ACTION ITEM: Filter the listing below, keeping every line that holds "have".

RECORDS SUPPLIED below:

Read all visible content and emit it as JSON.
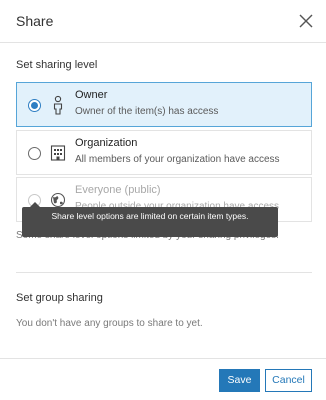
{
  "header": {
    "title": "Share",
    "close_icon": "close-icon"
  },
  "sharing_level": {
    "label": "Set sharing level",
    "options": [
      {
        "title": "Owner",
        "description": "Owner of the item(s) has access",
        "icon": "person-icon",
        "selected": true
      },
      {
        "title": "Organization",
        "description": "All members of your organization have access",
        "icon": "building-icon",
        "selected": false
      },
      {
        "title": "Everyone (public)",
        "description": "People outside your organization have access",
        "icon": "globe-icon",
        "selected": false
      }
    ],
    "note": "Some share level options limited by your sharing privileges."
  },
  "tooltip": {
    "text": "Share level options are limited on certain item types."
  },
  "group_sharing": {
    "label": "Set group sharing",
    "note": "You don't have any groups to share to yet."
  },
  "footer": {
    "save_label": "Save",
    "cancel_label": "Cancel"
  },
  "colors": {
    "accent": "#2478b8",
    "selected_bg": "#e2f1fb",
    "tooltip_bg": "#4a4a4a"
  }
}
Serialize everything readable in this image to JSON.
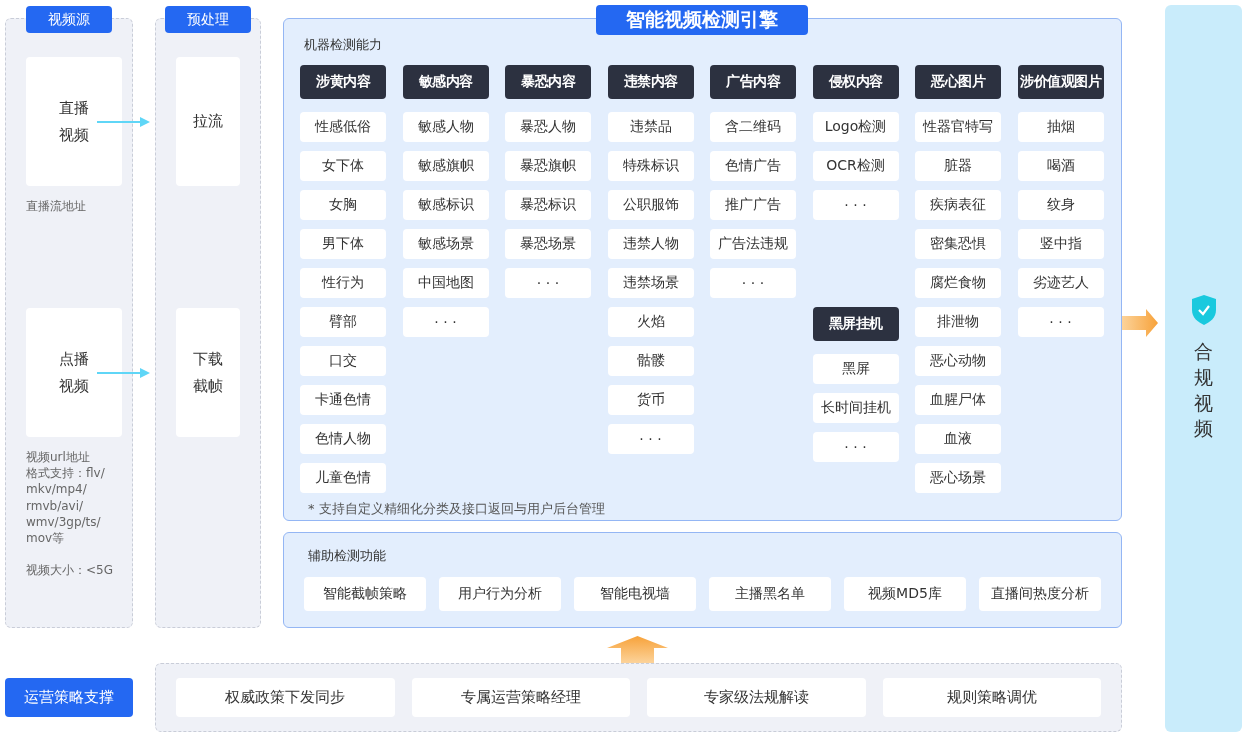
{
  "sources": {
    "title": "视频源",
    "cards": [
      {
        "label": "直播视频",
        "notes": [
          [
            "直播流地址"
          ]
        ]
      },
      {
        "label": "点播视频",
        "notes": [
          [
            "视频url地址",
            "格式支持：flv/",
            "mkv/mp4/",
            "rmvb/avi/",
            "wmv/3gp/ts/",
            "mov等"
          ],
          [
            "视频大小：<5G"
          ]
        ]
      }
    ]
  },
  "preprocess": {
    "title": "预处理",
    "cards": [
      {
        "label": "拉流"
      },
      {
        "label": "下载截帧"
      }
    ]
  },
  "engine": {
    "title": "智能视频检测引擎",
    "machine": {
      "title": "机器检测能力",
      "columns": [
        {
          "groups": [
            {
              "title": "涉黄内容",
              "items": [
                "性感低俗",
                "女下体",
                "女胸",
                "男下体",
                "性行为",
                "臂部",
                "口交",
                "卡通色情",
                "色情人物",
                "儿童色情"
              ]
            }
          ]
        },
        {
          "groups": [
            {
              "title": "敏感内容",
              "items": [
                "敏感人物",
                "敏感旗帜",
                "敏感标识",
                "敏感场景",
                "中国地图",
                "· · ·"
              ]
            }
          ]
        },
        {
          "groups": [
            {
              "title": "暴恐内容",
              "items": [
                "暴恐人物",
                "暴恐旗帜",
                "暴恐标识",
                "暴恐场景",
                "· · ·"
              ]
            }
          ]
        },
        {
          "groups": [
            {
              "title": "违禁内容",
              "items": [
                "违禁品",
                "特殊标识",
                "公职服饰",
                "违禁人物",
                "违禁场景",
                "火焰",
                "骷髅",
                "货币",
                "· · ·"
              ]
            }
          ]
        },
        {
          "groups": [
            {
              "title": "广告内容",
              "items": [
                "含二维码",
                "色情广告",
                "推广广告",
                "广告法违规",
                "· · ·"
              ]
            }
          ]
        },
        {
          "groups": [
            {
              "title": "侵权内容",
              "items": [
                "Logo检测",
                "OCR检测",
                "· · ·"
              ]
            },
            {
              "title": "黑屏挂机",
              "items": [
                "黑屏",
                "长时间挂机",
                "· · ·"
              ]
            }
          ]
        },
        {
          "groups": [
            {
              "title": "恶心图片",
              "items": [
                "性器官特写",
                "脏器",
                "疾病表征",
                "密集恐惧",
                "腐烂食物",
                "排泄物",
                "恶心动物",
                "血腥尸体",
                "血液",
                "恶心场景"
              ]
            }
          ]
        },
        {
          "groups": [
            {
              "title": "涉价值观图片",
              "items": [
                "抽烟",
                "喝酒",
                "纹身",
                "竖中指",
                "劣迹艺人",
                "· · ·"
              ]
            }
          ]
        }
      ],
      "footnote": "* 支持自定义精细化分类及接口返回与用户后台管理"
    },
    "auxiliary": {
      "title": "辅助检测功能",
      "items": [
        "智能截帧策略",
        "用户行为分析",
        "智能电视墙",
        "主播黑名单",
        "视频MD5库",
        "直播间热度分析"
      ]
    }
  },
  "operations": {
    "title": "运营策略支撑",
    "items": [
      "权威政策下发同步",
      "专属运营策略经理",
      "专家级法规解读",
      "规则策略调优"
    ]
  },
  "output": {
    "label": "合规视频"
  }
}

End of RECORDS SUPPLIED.

ANSWER BOX:
        "description": "All members of your organization have access",
        "description": "People outside your organization have access",
    "note": "You don't have any groups to share to yet."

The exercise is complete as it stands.